• REQUIRED ACTION
Copy each line below in which the string "options" occurs.

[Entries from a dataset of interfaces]
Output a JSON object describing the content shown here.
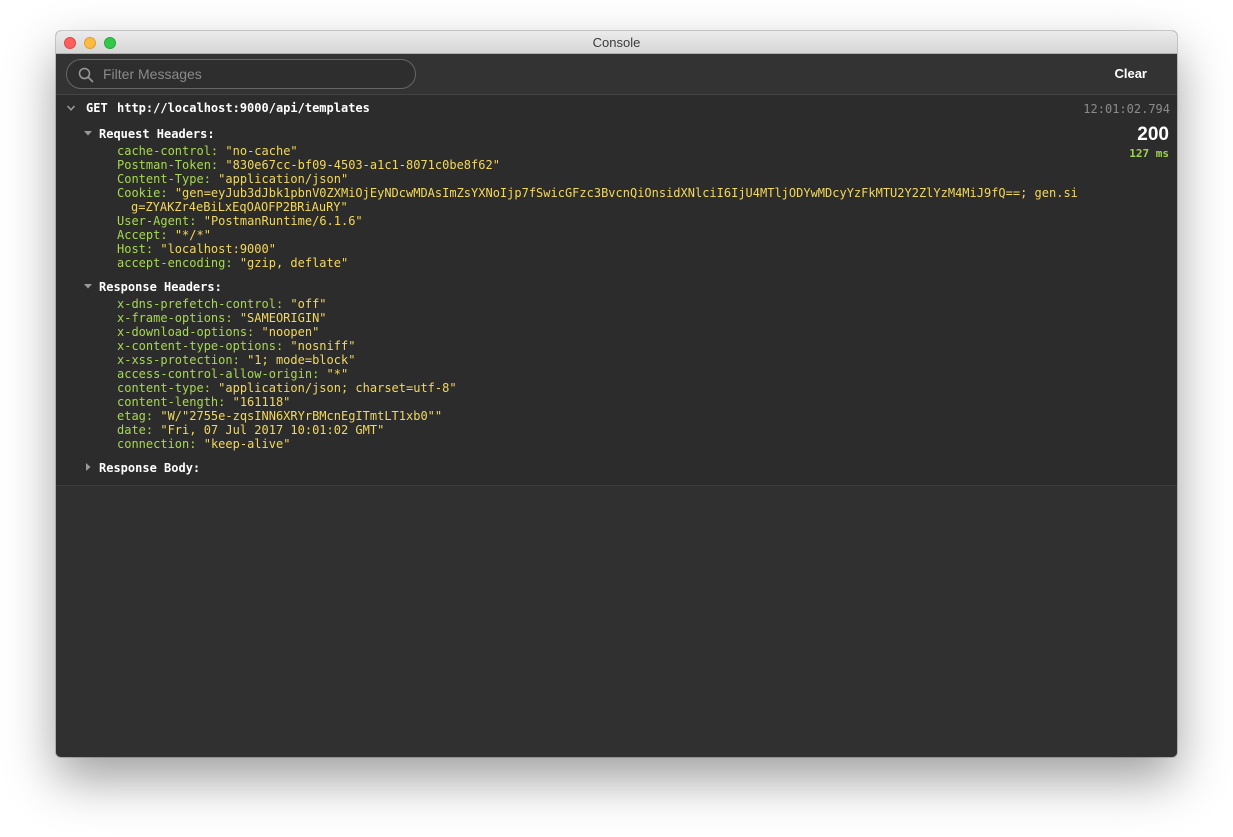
{
  "window": {
    "title": "Console"
  },
  "toolbar": {
    "search_placeholder": "Filter Messages",
    "clear_label": "Clear"
  },
  "request": {
    "method": "GET",
    "url": "http://localhost:9000/api/templates",
    "timestamp": "12:01:02.794",
    "status": "200",
    "duration": "127 ms"
  },
  "request_headers": {
    "label": "Request Headers:",
    "items": [
      {
        "key": "cache-control:",
        "value": "\"no-cache\""
      },
      {
        "key": "Postman-Token:",
        "value": "\"830e67cc-bf09-4503-a1c1-8071c0be8f62\""
      },
      {
        "key": "Content-Type:",
        "value": "\"application/json\""
      },
      {
        "key": "Cookie:",
        "value": "\"gen=eyJub3dJbk1pbnV0ZXMiOjEyNDcwMDAsImZsYXNoIjp7fSwicGFzc3BvcnQiOnsidXNlciI6IjU4MTljODYwMDcyYzFkMTU2Y2ZlYzM4MiJ9fQ==; gen.si",
        "value_cont": "g=ZYAKZr4eBiLxEqOAOFP2BRiAuRY\""
      },
      {
        "key": "User-Agent:",
        "value": "\"PostmanRuntime/6.1.6\""
      },
      {
        "key": "Accept:",
        "value": "\"*/*\""
      },
      {
        "key": "Host:",
        "value": "\"localhost:9000\""
      },
      {
        "key": "accept-encoding:",
        "value": "\"gzip, deflate\""
      }
    ]
  },
  "response_headers": {
    "label": "Response Headers:",
    "items": [
      {
        "key": "x-dns-prefetch-control:",
        "value": "\"off\""
      },
      {
        "key": "x-frame-options:",
        "value": "\"SAMEORIGIN\""
      },
      {
        "key": "x-download-options:",
        "value": "\"noopen\""
      },
      {
        "key": "x-content-type-options:",
        "value": "\"nosniff\""
      },
      {
        "key": "x-xss-protection:",
        "value": "\"1; mode=block\""
      },
      {
        "key": "access-control-allow-origin:",
        "value": "\"*\""
      },
      {
        "key": "content-type:",
        "value": "\"application/json; charset=utf-8\""
      },
      {
        "key": "content-length:",
        "value": "\"161118\""
      },
      {
        "key": "etag:",
        "value": "\"W/\"2755e-zqsINN6XRYrBMcnEgITmtLT1xb0\"\""
      },
      {
        "key": "date:",
        "value": "\"Fri, 07 Jul 2017 10:01:02 GMT\""
      },
      {
        "key": "connection:",
        "value": "\"keep-alive\""
      }
    ]
  },
  "response_body": {
    "label": "Response Body:"
  },
  "colors": {
    "key": "#a6d94f",
    "value": "#f2d85c",
    "duration": "#9fd34d",
    "background": "#2c2c2c"
  }
}
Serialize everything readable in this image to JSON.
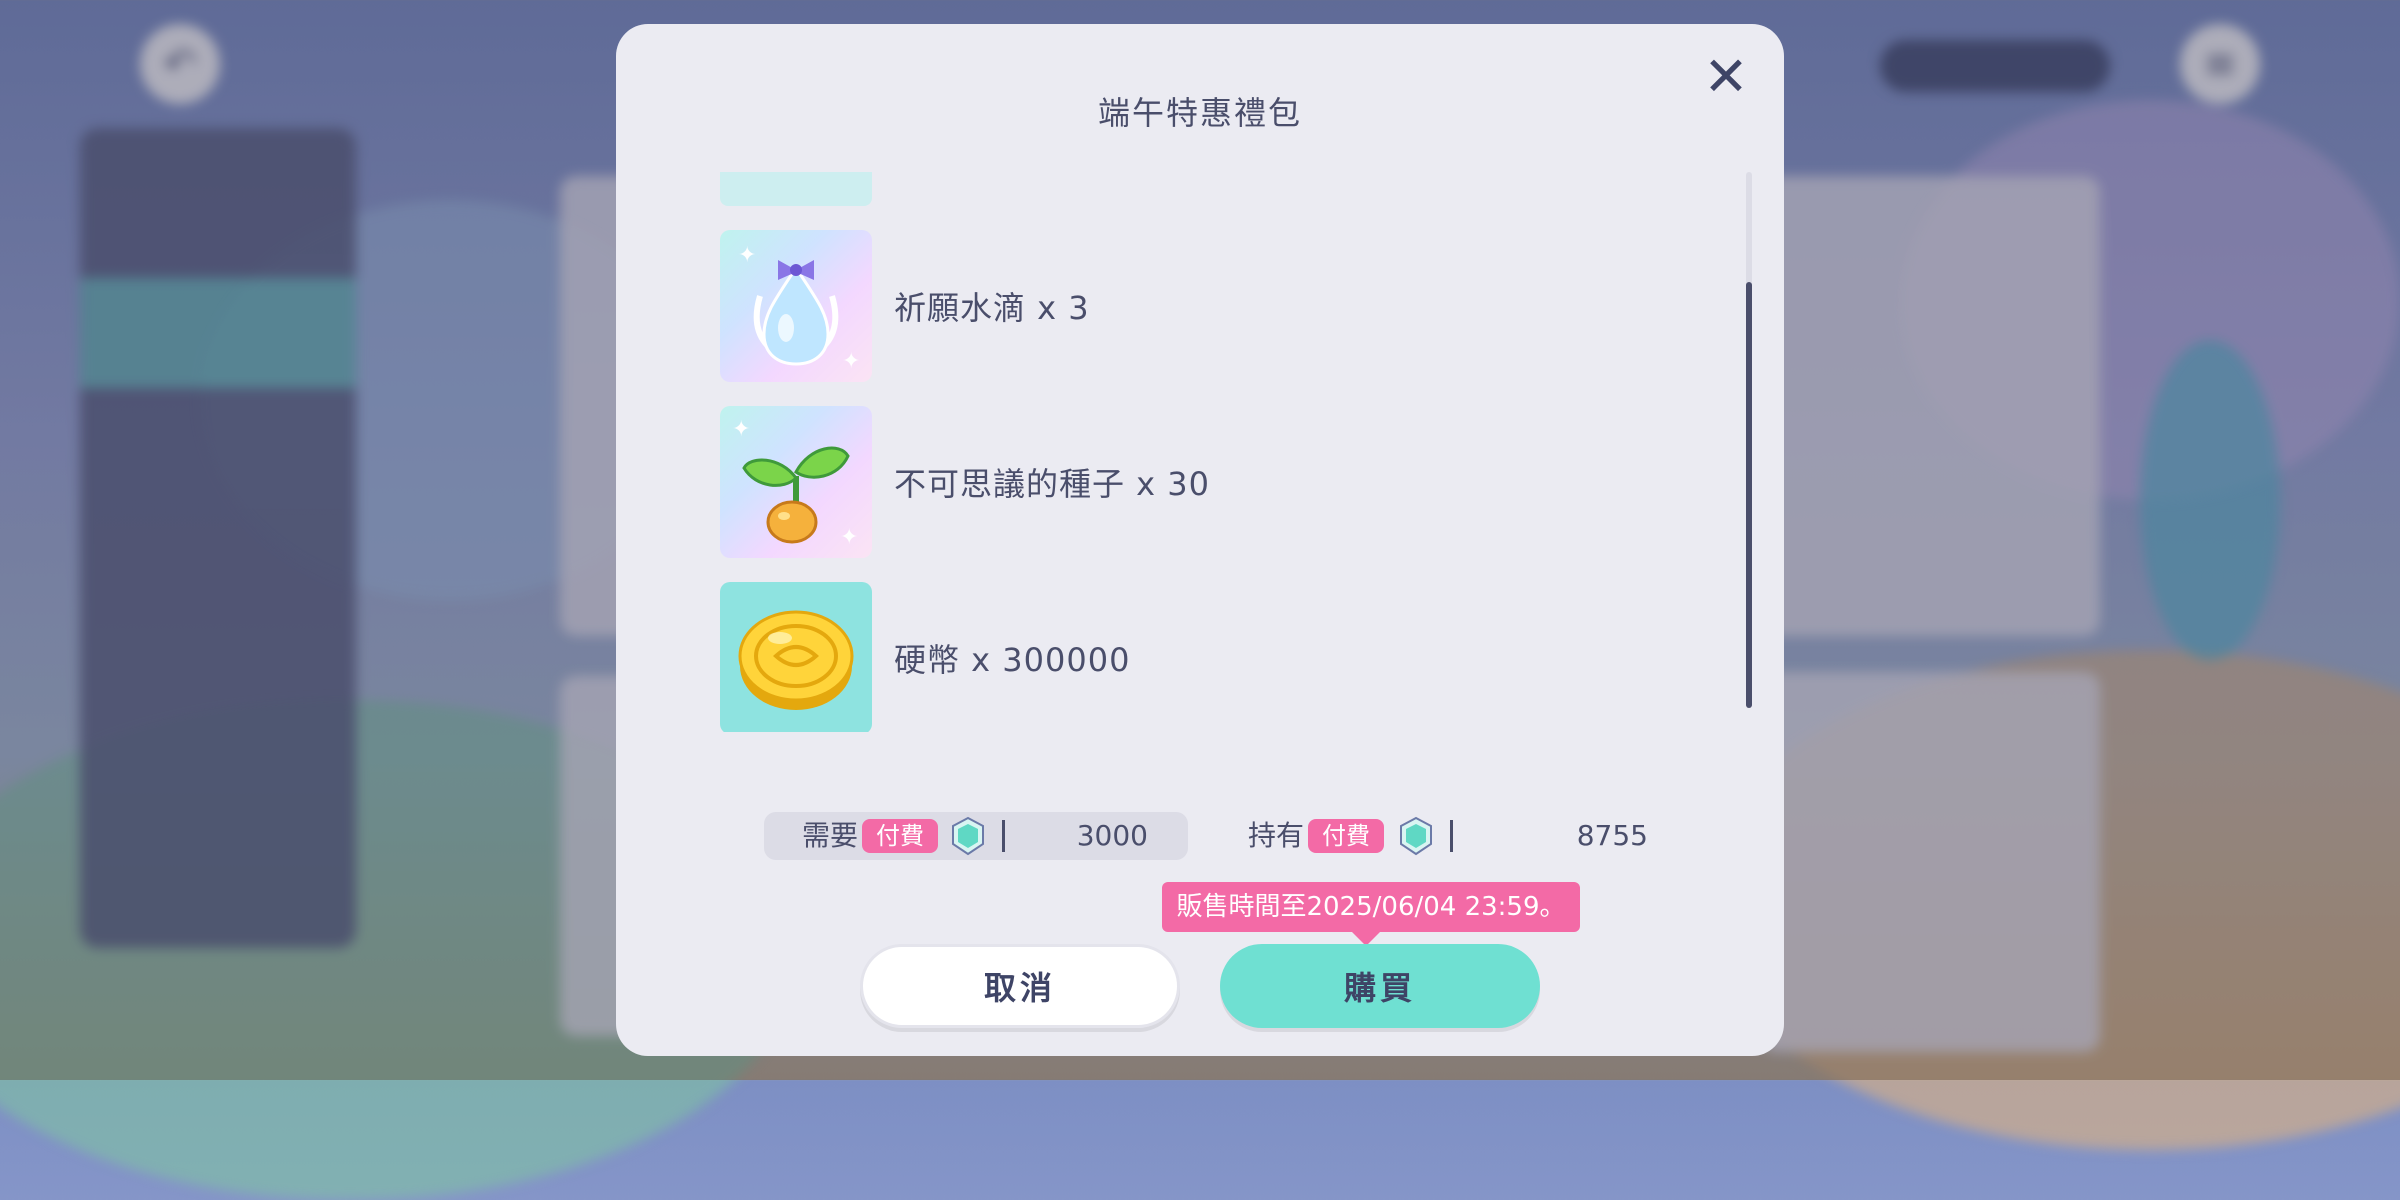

• RESPONSE BOX
        "key": "x-frame-options:",
        "key": "x-download-options:",
        "key": "x-content-type-options:",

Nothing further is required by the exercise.